This example shows how to collect acceleration data from an Android™ or iOS mobile device and use it to count the number of steps taken.
This example requires Signal Processing Toolbox™.
In order to receive data from a mobile device in MATLAB®, you will need to install and set up the MATLAB Mobile™ app on your mobile device.
Log in to the MathWorks® Cloud from the MATLAB Mobile Settings.
On the Commands screen of MATLAB Mobile, use the
mobiledev command to create an object that represents your mobile device.
m = mobiledev;
The displayed output should show
Connected: 1, indicating that the
mobiledev object has successfully established a connection to the app.
Enable the acceleration sensor on the device.
m.AccelerationSensorEnabled = 1;
After enabling the sensor, the Sensors screen of MATLAB Mobile will show the current data measured by the sensor. The
Logging property allows you to begin sending sensor data to
m.Logging = 1;
The device is now transmitting sensor data.
During logging, the device is held or kept in a pocket while walking around. This generates changes in acceleration across all three axes, regardless of device orientation.
Logging property is used to again to have the device stop sending sensor data to
m.Logging = 0;
accellog is used to retrieve the XYZ acceleration data and timestamps transmitted from the device to
[a,t] = accellog(m);
The logged acceleration data for all three axes can be plotted together.
plot(t,a); legend('X', 'Y', 'Z'); xlabel('Relative time (s)'); ylabel('Acceleration (m/s^2)');
To convert the XYZ acceleration vectors at each point in time into scalar values, the magnitude is calculated. This allows large changes in overall acceleration, such as steps taken while walking, to be detected regardless of device orientation.
x = a(:,1); y = a(:,2); z = a(:,3); mag = sqrt(sum(x.^2 + y.^2 + z.^2, 2));
The magnitude is plotted to visualize the general changes in acceleration.
plot(t,mag); xlabel('Time (s)'); ylabel('Acceleration (m/s^2)');
The plot shows that the acceleration magnitude is not zero-mean. Subtracting the mean from the data will remove any constant effects, such as gravity.

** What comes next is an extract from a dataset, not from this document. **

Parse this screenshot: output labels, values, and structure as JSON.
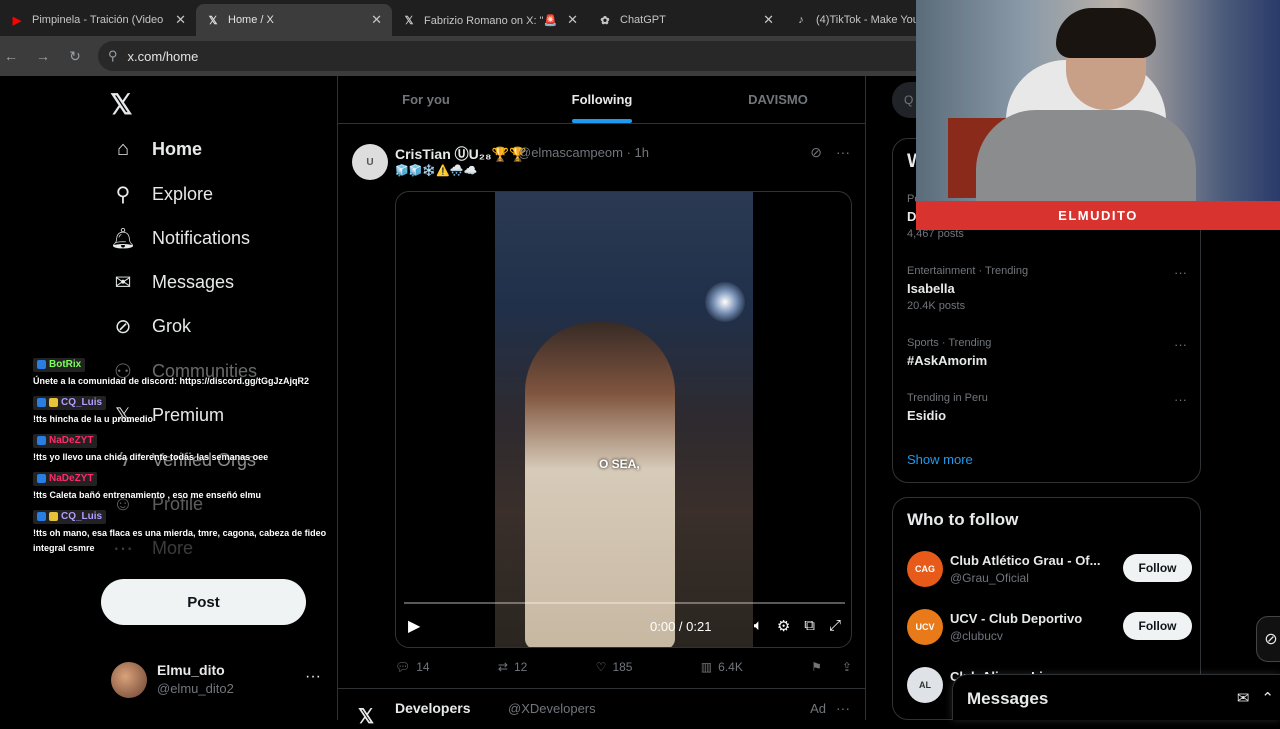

magNoG = mag - mean(mag); plot(t,magNoG); xlabel('Time (s)'); ylabel('Acceleration (m/s^2)');
The plotted data is now centered about zero, and clearly shows peaks in acceleration magnitude. Each peak corresponds to a step being taken while walking.
findpeaks is a function from Signal Processing Toolbox that is used to find the local maxima of the acceleration magnitude data. Only peaks with a minimum height above one standard deviation are treated as a step. This threshold should be tuned experimentally to match a person's level of movement while walking, hardness of floor surfaces, etc.
minPeakHeight = std(magNoG); [pks,locs] = findpeaks(magNoG,'MINPEAKHEIGHT',minPeakHeight);
The number of steps taken is simply the number of peaks found.
numSteps = numel(pks)
The peak locations can be visualized with the acceleration magnitude data.
hold on; plot(t(locs), pks, 'r', 'Marker', 'v', 'LineStyle', 'none'); title('Counting Steps'); xlabel('Time (s)'); ylabel('Acceleration Magnitude, No Gravity (m/s^2)'); hold off;
Turn off the acceleration sensor and clear
m.AccelerationSensorEnabled = 0; clear m;